US recently claimed the group of Russian hackers accused of meddling in the 2016 U.S. presidential election earlier this year targeted the email accounts of Democratic state parties in California and Indiana, and influential think tanks in Washington and New York, according to people with knowledge of the matter.
The attempted intrusions, many of which were internally flagged by Microsoft Corp MSFT.O over the summer, were carried out by a group often nicknamed "Fancy Bear." The hackers' activity provides insight into how Russian intelligence is targeting the United States in the run-up to the Nov. 3 election.
The targets identified by Reuters, which include the Center for American Progress, the Council on Foreign Relations and the Washington-based Carnegie Endowment for International Peace, said they had not seen any evidence of successful hacking attempts.
Fancy Bear is controlled by Russia’s military intelligence agency and was responsible for hacking the email accounts of Hillary Clinton’s staff in the run-up to the 2016 election, according to a Department of Justice indictment filed in 2018.
News of the Russian hacking activity follows last month's announcement here by Microsoft that Fancy Bear had attempted to hack more than 200 organizations, many of which the software company said were tied to the 2020 election. Microsoft was able to link this year's cyber espionage campaign to the Russian hackers through an apparent programming error that allowed the company to identify a pattern of attack unique to Fancy Bear, according to a Microsoft assessment reviewed by Reuters.
Microsoft declined to comment on Reuters’ findings.
The thrust of espionage operations could not be determined by Reuters.
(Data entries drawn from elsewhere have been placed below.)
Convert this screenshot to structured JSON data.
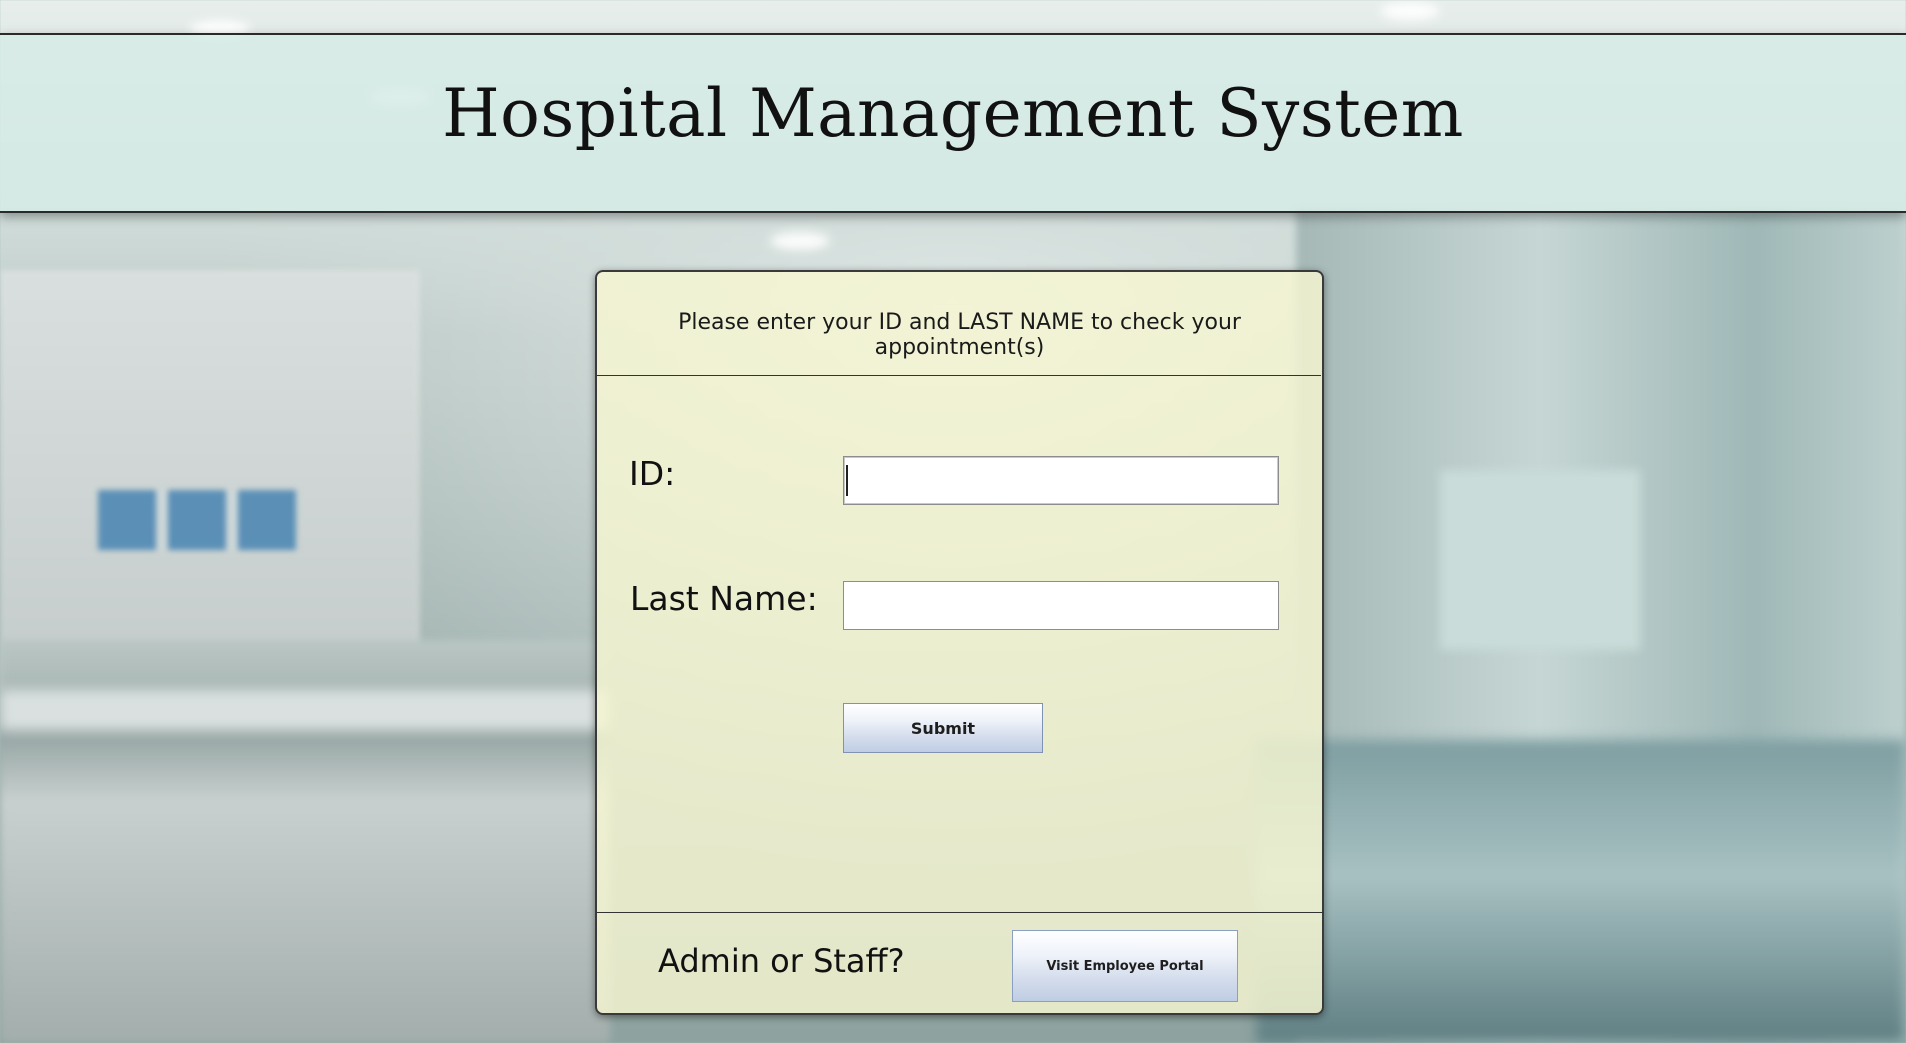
{
  "header": {
    "title": "Hospital Management System"
  },
  "login_panel": {
    "instructions": "Please enter your ID and LAST NAME to check your appointment(s)",
    "id_label": "ID:",
    "id_value": "",
    "last_name_label": "Last Name:",
    "last_name_value": "",
    "submit_label": "Submit"
  },
  "footer": {
    "prompt": "Admin or Staff?",
    "portal_button_label": "Visit Employee Portal"
  },
  "colors": {
    "header_background": "#d6ece6",
    "panel_background": "#f6f6d2",
    "button_gradient_bottom": "#bfcde4"
  }
}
The Office of the Director of National Intelligence said in August here that Russian operations were attempting to undermine the campaign of presidential candidate Joe Biden.
Democratic National Committee spokesman Chris Meagher said it was “no surprise” that foreign actors were attempting to interfere with the election.
The Russian Embassy in Washington said it does not interfere in America’s internal affairs and denied any link to “Fancy Bear,” calling the allegation “fake news.”
The Trump campaign did not return messages.